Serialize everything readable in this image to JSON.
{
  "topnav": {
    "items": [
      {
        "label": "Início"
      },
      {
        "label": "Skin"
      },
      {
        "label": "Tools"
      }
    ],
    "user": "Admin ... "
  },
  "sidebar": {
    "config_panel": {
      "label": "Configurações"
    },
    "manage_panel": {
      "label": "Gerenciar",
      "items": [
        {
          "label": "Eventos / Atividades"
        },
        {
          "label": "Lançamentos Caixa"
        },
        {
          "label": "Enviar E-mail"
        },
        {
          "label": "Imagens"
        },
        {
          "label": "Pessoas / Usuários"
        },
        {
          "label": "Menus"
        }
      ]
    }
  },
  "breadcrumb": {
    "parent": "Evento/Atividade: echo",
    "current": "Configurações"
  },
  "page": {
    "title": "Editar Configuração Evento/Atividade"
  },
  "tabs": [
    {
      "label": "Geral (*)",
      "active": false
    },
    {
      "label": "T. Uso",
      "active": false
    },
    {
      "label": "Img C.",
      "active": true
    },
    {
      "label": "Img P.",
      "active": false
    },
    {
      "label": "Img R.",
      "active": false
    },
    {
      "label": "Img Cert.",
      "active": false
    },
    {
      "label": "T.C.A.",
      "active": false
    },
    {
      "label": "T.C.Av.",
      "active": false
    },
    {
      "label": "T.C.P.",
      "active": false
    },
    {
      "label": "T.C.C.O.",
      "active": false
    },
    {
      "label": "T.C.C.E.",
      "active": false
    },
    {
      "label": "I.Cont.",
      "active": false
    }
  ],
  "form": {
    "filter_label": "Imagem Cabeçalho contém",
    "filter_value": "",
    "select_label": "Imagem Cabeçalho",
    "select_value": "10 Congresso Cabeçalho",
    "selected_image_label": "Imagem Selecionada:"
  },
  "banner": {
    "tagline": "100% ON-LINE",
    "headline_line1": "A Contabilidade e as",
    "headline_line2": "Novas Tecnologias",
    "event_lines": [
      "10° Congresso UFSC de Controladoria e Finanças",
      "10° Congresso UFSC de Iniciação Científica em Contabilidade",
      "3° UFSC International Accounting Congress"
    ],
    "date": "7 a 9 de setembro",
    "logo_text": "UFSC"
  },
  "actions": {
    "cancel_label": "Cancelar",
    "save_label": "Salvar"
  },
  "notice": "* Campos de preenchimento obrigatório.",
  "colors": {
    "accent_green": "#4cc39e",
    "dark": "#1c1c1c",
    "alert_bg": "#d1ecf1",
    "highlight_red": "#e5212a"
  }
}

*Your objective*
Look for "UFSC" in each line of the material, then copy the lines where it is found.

*Completed exercise*
      "10° Congresso UFSC de Controladoria e Finanças",
      "10° Congresso UFSC de Iniciação Científica em Contabilidade",
      "3° UFSC International Accounting Congress"
    "logo_text": "UFSC"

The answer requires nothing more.